◆ Data for review:

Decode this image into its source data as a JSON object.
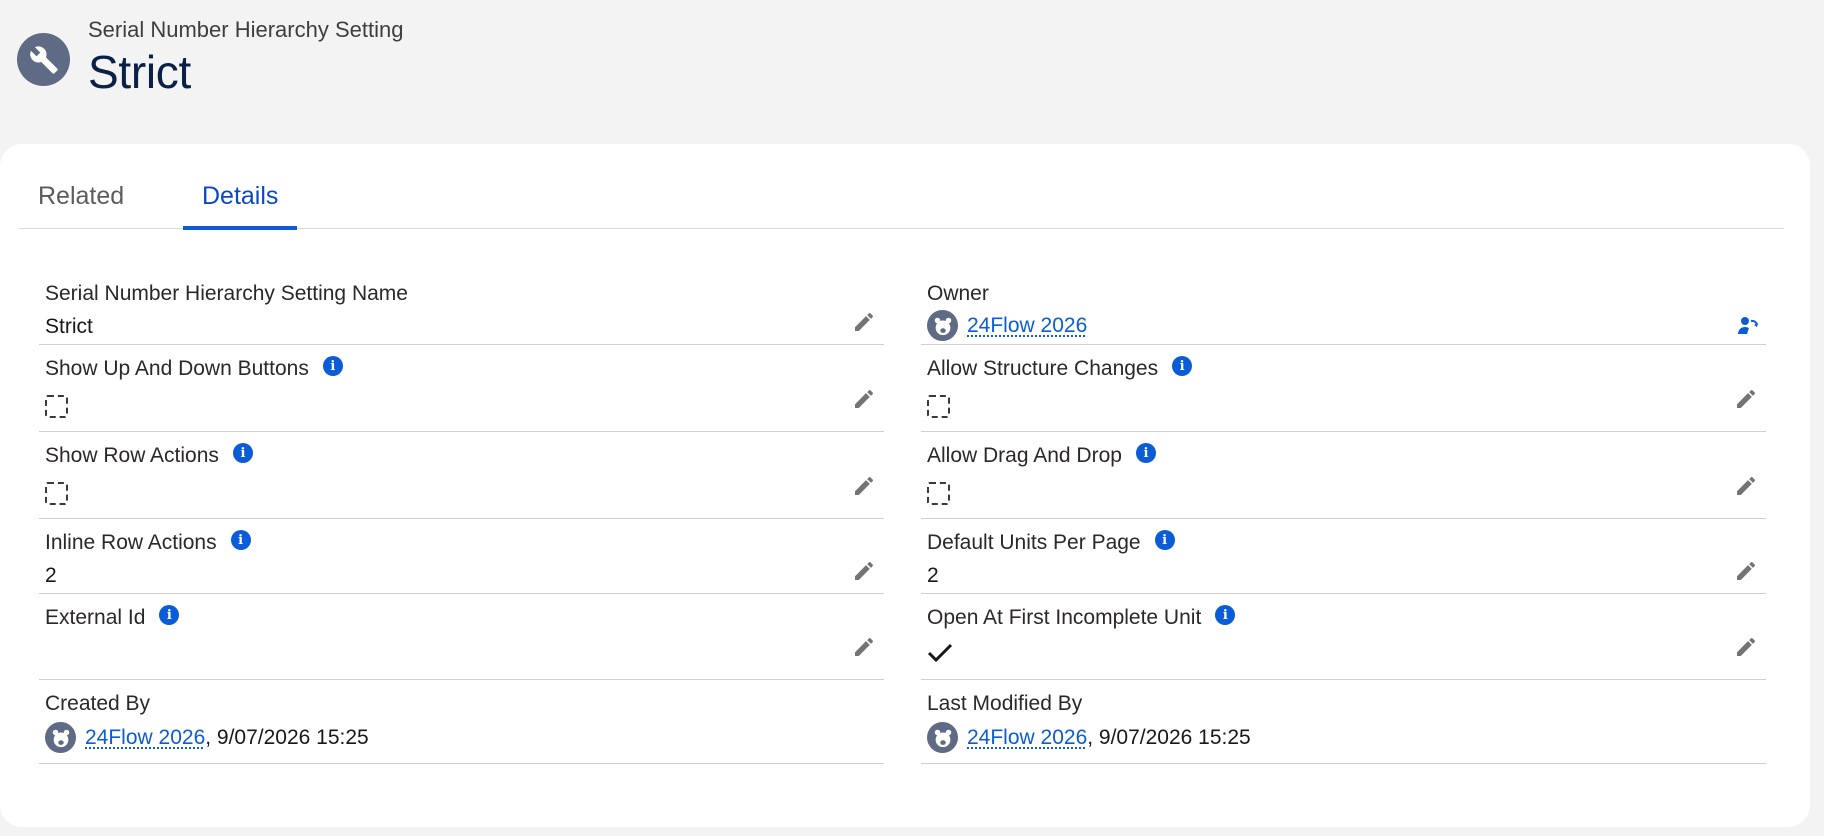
{
  "header": {
    "subtitle": "Serial Number Hierarchy Setting",
    "title": "Strict",
    "icon": "wrench-icon"
  },
  "tabs": [
    {
      "label": "Related",
      "active": false
    },
    {
      "label": "Details",
      "active": true
    }
  ],
  "left_fields": {
    "name_label": "Serial Number Hierarchy Setting Name",
    "name_value": "Strict",
    "show_up_down_label": "Show Up And Down Buttons",
    "show_up_down_checked": false,
    "show_row_actions_label": "Show Row Actions",
    "show_row_actions_checked": false,
    "inline_row_actions_label": "Inline Row Actions",
    "inline_row_actions_value": "2",
    "external_id_label": "External Id",
    "external_id_value": "",
    "created_by_label": "Created By",
    "created_by_user": "24Flow 2026",
    "created_by_date": ", 9/07/2026 15:25"
  },
  "right_fields": {
    "owner_label": "Owner",
    "owner_user": "24Flow 2026",
    "allow_structure_label": "Allow Structure Changes",
    "allow_structure_checked": false,
    "allow_dnd_label": "Allow Drag And Drop",
    "allow_dnd_checked": false,
    "default_units_label": "Default Units Per Page",
    "default_units_value": "2",
    "open_first_label": "Open At First Incomplete Unit",
    "open_first_checked": true,
    "last_modified_label": "Last Modified By",
    "last_modified_user": "24Flow 2026",
    "last_modified_date": ", 9/07/2026 15:25"
  },
  "colors": {
    "accent": "#0b5cd7",
    "icon_bg": "#5f6a85",
    "title": "#0b2047"
  }
}
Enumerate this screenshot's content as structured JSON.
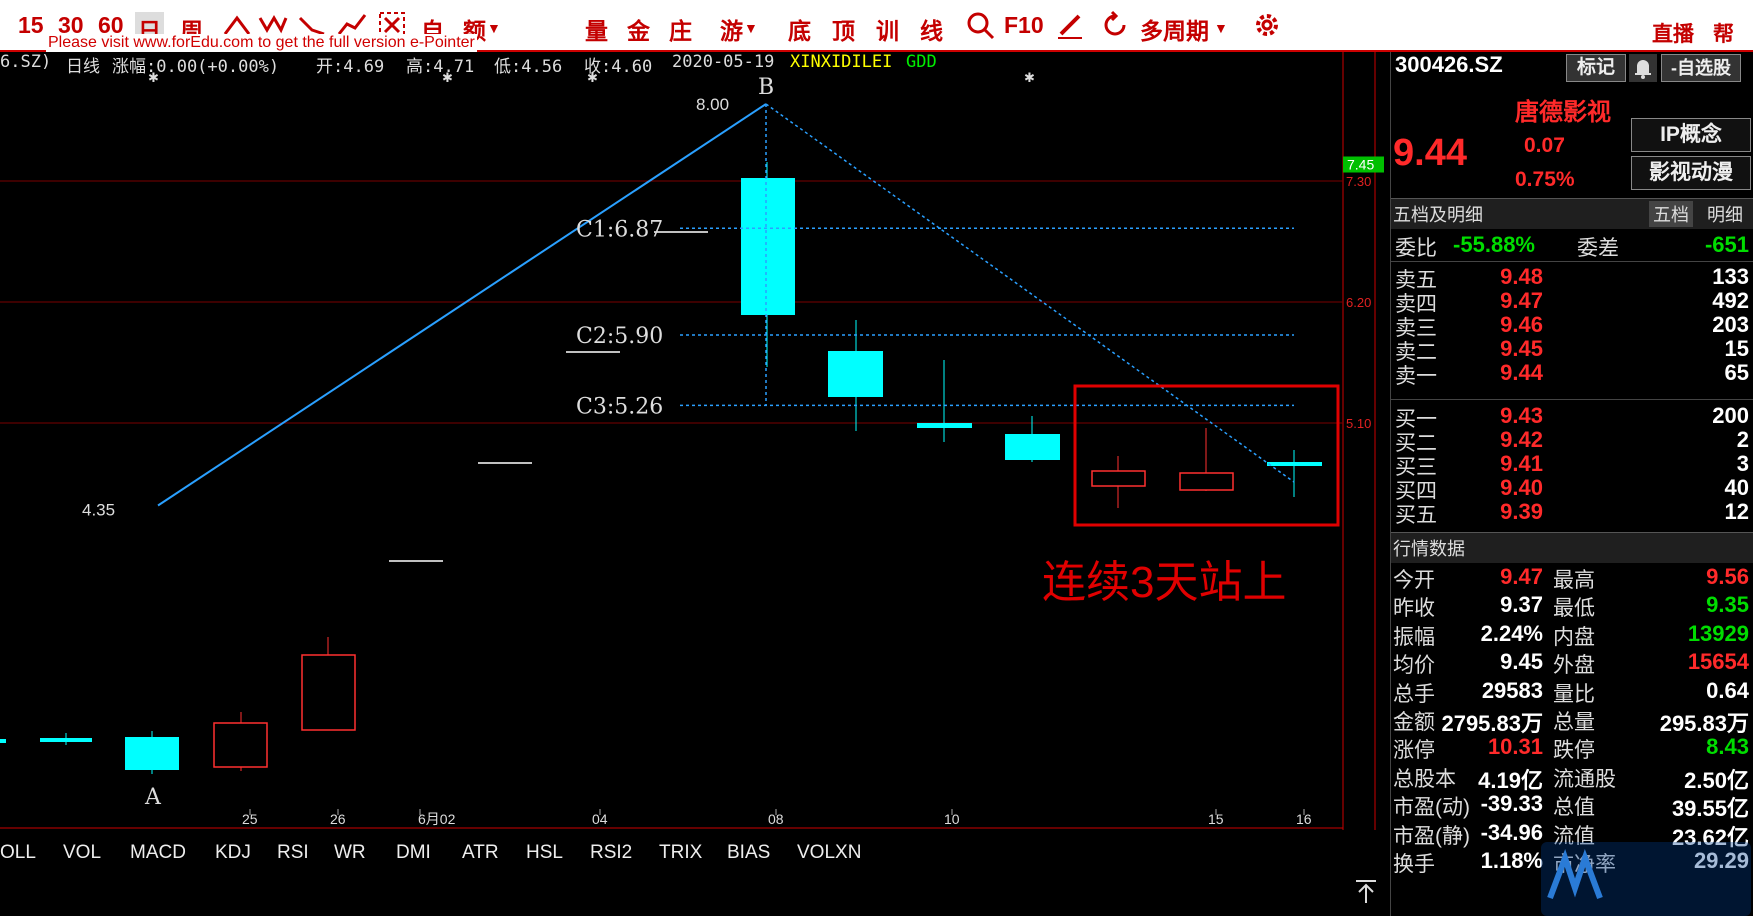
{
  "toolbar": {
    "items": [
      "15",
      "30",
      "60",
      "日",
      "周",
      "自",
      "额",
      "量",
      "金",
      "庄",
      "游",
      "底",
      "顶",
      "训",
      "线",
      "F10",
      "多周期"
    ],
    "right": [
      "直播",
      "帮助"
    ]
  },
  "watermark": "Please visit www.forEdu.com to get the full version e-Pointer",
  "infobar": {
    "code": "6.SZ)",
    "period": "日线",
    "change": "涨幅:0.00(+0.00%)",
    "open": "开:4.69",
    "high": "高:4.71",
    "low": "低:4.56",
    "close": "收:4.60",
    "date": "2020-05-19",
    "ind1": "XINXIDILEI",
    "ind2": "GDD"
  },
  "chart_data": {
    "type": "candlestick",
    "price_axis": [
      {
        "label": "7.45",
        "value": 7.45,
        "highlight": true
      },
      {
        "label": "7.30",
        "value": 7.3
      },
      {
        "label": "6.20",
        "value": 6.2
      },
      {
        "label": "5.10",
        "value": 5.1
      }
    ],
    "x_labels": [
      "25",
      "26",
      "6月02",
      "04",
      "08",
      "10",
      "15",
      "16"
    ],
    "points": [
      {
        "label": "A",
        "price_label": "4.35",
        "value": 4.35
      },
      {
        "label": "B",
        "price_label": "8.00",
        "value": 8.0
      }
    ],
    "levels": [
      {
        "label": "C1:6.87",
        "value": 6.87
      },
      {
        "label": "C2:5.90",
        "value": 5.9
      },
      {
        "label": "C3:5.26",
        "value": 5.26
      }
    ],
    "annotation": "连续3天站上"
  },
  "tabs": [
    "OLL",
    "VOL",
    "MACD",
    "KDJ",
    "RSI",
    "WR",
    "DMI",
    "ATR",
    "HSL",
    "RSI2",
    "TRIX",
    "BIAS",
    "VOLXN"
  ],
  "panel": {
    "code": "300426.SZ",
    "mark_btn": "标记",
    "watch_btn": "-自选股",
    "name": "唐德影视",
    "price": "9.44",
    "change": "0.07",
    "change_pct": "0.75%",
    "tags": [
      "IP概念",
      "影视动漫"
    ],
    "depth_title": "五档及明细",
    "depth_tabs": [
      "五档",
      "明细"
    ],
    "wei": {
      "l1": "委比",
      "v1": "-55.88%",
      "l2": "委差",
      "v2": "-651"
    },
    "asks": [
      {
        "label": "卖五",
        "price": "9.48",
        "vol": "133"
      },
      {
        "label": "卖四",
        "price": "9.47",
        "vol": "492"
      },
      {
        "label": "卖三",
        "price": "9.46",
        "vol": "203"
      },
      {
        "label": "卖二",
        "price": "9.45",
        "vol": "15"
      },
      {
        "label": "卖一",
        "price": "9.44",
        "vol": "65"
      }
    ],
    "bids": [
      {
        "label": "买一",
        "price": "9.43",
        "vol": "200"
      },
      {
        "label": "买二",
        "price": "9.42",
        "vol": "2"
      },
      {
        "label": "买三",
        "price": "9.41",
        "vol": "3"
      },
      {
        "label": "买四",
        "price": "9.40",
        "vol": "40"
      },
      {
        "label": "买五",
        "price": "9.39",
        "vol": "12"
      }
    ],
    "quote_title": "行情数据",
    "quotes": [
      {
        "l1": "今开",
        "v1": "9.47",
        "c1": "red",
        "l2": "最高",
        "v2": "9.56",
        "c2": "red"
      },
      {
        "l1": "昨收",
        "v1": "9.37",
        "c1": "wht",
        "l2": "最低",
        "v2": "9.35",
        "c2": "grn"
      },
      {
        "l1": "振幅",
        "v1": "2.24%",
        "c1": "wht",
        "l2": "内盘",
        "v2": "13929",
        "c2": "grn"
      },
      {
        "l1": "均价",
        "v1": "9.45",
        "c1": "wht",
        "l2": "外盘",
        "v2": "15654",
        "c2": "red"
      },
      {
        "l1": "总手",
        "v1": "29583",
        "c1": "wht",
        "l2": "量比",
        "v2": "0.64",
        "c2": "wht"
      },
      {
        "l1": "金额",
        "v1": "2795.83万",
        "c1": "wht",
        "l2": "总量",
        "v2": "295.83万",
        "c2": "wht"
      },
      {
        "l1": "涨停",
        "v1": "10.31",
        "c1": "red",
        "l2": "跌停",
        "v2": "8.43",
        "c2": "grn"
      },
      {
        "l1": "总股本",
        "v1": "4.19亿",
        "c1": "wht",
        "l2": "流通股",
        "v2": "2.50亿",
        "c2": "wht"
      },
      {
        "l1": "市盈(动)",
        "v1": "-39.33",
        "c1": "wht",
        "l2": "总值",
        "v2": "39.55亿",
        "c2": "wht"
      },
      {
        "l1": "市盈(静)",
        "v1": "-34.96",
        "c1": "wht",
        "l2": "流值",
        "v2": "23.62亿",
        "c2": "wht"
      },
      {
        "l1": "换手",
        "v1": "1.18%",
        "c1": "wht",
        "l2": "市净率",
        "v2": "29.29",
        "c2": "wht"
      }
    ]
  }
}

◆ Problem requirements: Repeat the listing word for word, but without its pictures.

◆ Your response:
Decode this image into its source data as a JSON object.
{
  "header": {
    "subtitle": "Serial Number Hierarchy Setting",
    "title": "Strict",
    "icon": "wrench-icon"
  },
  "tabs": [
    {
      "label": "Related",
      "active": false
    },
    {
      "label": "Details",
      "active": true
    }
  ],
  "left_fields": {
    "name_label": "Serial Number Hierarchy Setting Name",
    "name_value": "Strict",
    "show_up_down_label": "Show Up And Down Buttons",
    "show_up_down_checked": false,
    "show_row_actions_label": "Show Row Actions",
    "show_row_actions_checked": false,
    "inline_row_actions_label": "Inline Row Actions",
    "inline_row_actions_value": "2",
    "external_id_label": "External Id",
    "external_id_value": "",
    "created_by_label": "Created By",
    "created_by_user": "24Flow 2026",
    "created_by_date": ", 9/07/2026 15:25"
  },
  "right_fields": {
    "owner_label": "Owner",
    "owner_user": "24Flow 2026",
    "allow_structure_label": "Allow Structure Changes",
    "allow_structure_checked": false,
    "allow_dnd_label": "Allow Drag And Drop",
    "allow_dnd_checked": false,
    "default_units_label": "Default Units Per Page",
    "default_units_value": "2",
    "open_first_label": "Open At First Incomplete Unit",
    "open_first_checked": true,
    "last_modified_label": "Last Modified By",
    "last_modified_user": "24Flow 2026",
    "last_modified_date": ", 9/07/2026 15:25"
  },
  "colors": {
    "accent": "#0b5cd7",
    "icon_bg": "#5f6a85",
    "title": "#0b2047"
  }
}
Enumerate this screenshot's content as structured JSON.
{
  "toolbar": {
    "items": [
      "15",
      "30",
      "60",
      "日",
      "周",
      "自",
      "额",
      "量",
      "金",
      "庄",
      "游",
      "底",
      "顶",
      "训",
      "线",
      "F10",
      "多周期"
    ],
    "right": [
      "直播",
      "帮助"
    ]
  },
  "watermark": "Please visit www.forEdu.com to get the full version e-Pointer",
  "infobar": {
    "code": "6.SZ)",
    "period": "日线",
    "change": "涨幅:0.00(+0.00%)",
    "open": "开:4.69",
    "high": "高:4.71",
    "low": "低:4.56",
    "close": "收:4.60",
    "date": "2020-05-19",
    "ind1": "XINXIDILEI",
    "ind2": "GDD"
  },
  "chart_data": {
    "type": "candlestick",
    "price_axis": [
      {
        "label": "7.45",
        "value": 7.45,
        "highlight": true
      },
      {
        "label": "7.30",
        "value": 7.3
      },
      {
        "label": "6.20",
        "value": 6.2
      },
      {
        "label": "5.10",
        "value": 5.1
      }
    ],
    "x_labels": [
      "25",
      "26",
      "6月02",
      "04",
      "08",
      "10",
      "15",
      "16"
    ],
    "points": [
      {
        "label": "A",
        "price_label": "4.35",
        "value": 4.35
      },
      {
        "label": "B",
        "price_label": "8.00",
        "value": 8.0
      }
    ],
    "levels": [
      {
        "label": "C1:6.87",
        "value": 6.87
      },
      {
        "label": "C2:5.90",
        "value": 5.9
      },
      {
        "label": "C3:5.26",
        "value": 5.26
      }
    ],
    "annotation": "连续3天站上"
  },
  "tabs": [
    "OLL",
    "VOL",
    "MACD",
    "KDJ",
    "RSI",
    "WR",
    "DMI",
    "ATR",
    "HSL",
    "RSI2",
    "TRIX",
    "BIAS",
    "VOLXN"
  ],
  "panel": {
    "code": "300426.SZ",
    "mark_btn": "标记",
    "watch_btn": "-自选股",
    "name": "唐德影视",
    "price": "9.44",
    "change": "0.07",
    "change_pct": "0.75%",
    "tags": [
      "IP概念",
      "影视动漫"
    ],
    "depth_title": "五档及明细",
    "depth_tabs": [
      "五档",
      "明细"
    ],
    "wei": {
      "l1": "委比",
      "v1": "-55.88%",
      "l2": "委差",
      "v2": "-651"
    },
    "asks": [
      {
        "label": "卖五",
        "price": "9.48",
        "vol": "133"
      },
      {
        "label": "卖四",
        "price": "9.47",
        "vol": "492"
      },
      {
        "label": "卖三",
        "price": "9.46",
        "vol": "203"
      },
      {
        "label": "卖二",
        "price": "9.45",
        "vol": "15"
      },
      {
        "label": "卖一",
        "price": "9.44",
        "vol": "65"
      }
    ],
    "bids": [
      {
        "label": "买一",
        "price": "9.43",
        "vol": "200"
      },
      {
        "label": "买二",
        "price": "9.42",
        "vol": "2"
      },
      {
        "label": "买三",
        "price": "9.41",
        "vol": "3"
      },
      {
        "label": "买四",
        "price": "9.40",
        "vol": "40"
      },
      {
        "label": "买五",
        "price": "9.39",
        "vol": "12"
      }
    ],
    "quote_title": "行情数据",
    "quotes": [
      {
        "l1": "今开",
        "v1": "9.47",
        "c1": "red",
        "l2": "最高",
        "v2": "9.56",
        "c2": "red"
      },
      {
        "l1": "昨收",
        "v1": "9.37",
        "c1": "wht",
        "l2": "最低",
        "v2": "9.35",
        "c2": "grn"
      },
      {
        "l1": "振幅",
        "v1": "2.24%",
        "c1": "wht",
        "l2": "内盘",
        "v2": "13929",
        "c2": "grn"
      },
      {
        "l1": "均价",
        "v1": "9.45",
        "c1": "wht",
        "l2": "外盘",
        "v2": "15654",
        "c2": "red"
      },
      {
        "l1": "总手",
        "v1": "29583",
        "c1": "wht",
        "l2": "量比",
        "v2": "0.64",
        "c2": "wht"
      },
      {
        "l1": "金额",
        "v1": "2795.83万",
        "c1": "wht",
        "l2": "总量",
        "v2": "295.83万",
        "c2": "wht"
      },
      {
        "l1": "涨停",
        "v1": "10.31",
        "c1": "red",
        "l2": "跌停",
        "v2": "8.43",
        "c2": "grn"
      },
      {
        "l1": "总股本",
        "v1": "4.19亿",
        "c1": "wht",
        "l2": "流通股",
        "v2": "2.50亿",
        "c2": "wht"
      },
      {
        "l1": "市盈(动)",
        "v1": "-39.33",
        "c1": "wht",
        "l2": "总值",
        "v2": "39.55亿",
        "c2": "wht"
      },
      {
        "l1": "市盈(静)",
        "v1": "-34.96",
        "c1": "wht",
        "l2": "流值",
        "v2": "23.62亿",
        "c2": "wht"
      },
      {
        "l1": "换手",
        "v1": "1.18%",
        "c1": "wht",
        "l2": "市净率",
        "v2": "29.29",
        "c2": "wht"
      }
    ]
  }
}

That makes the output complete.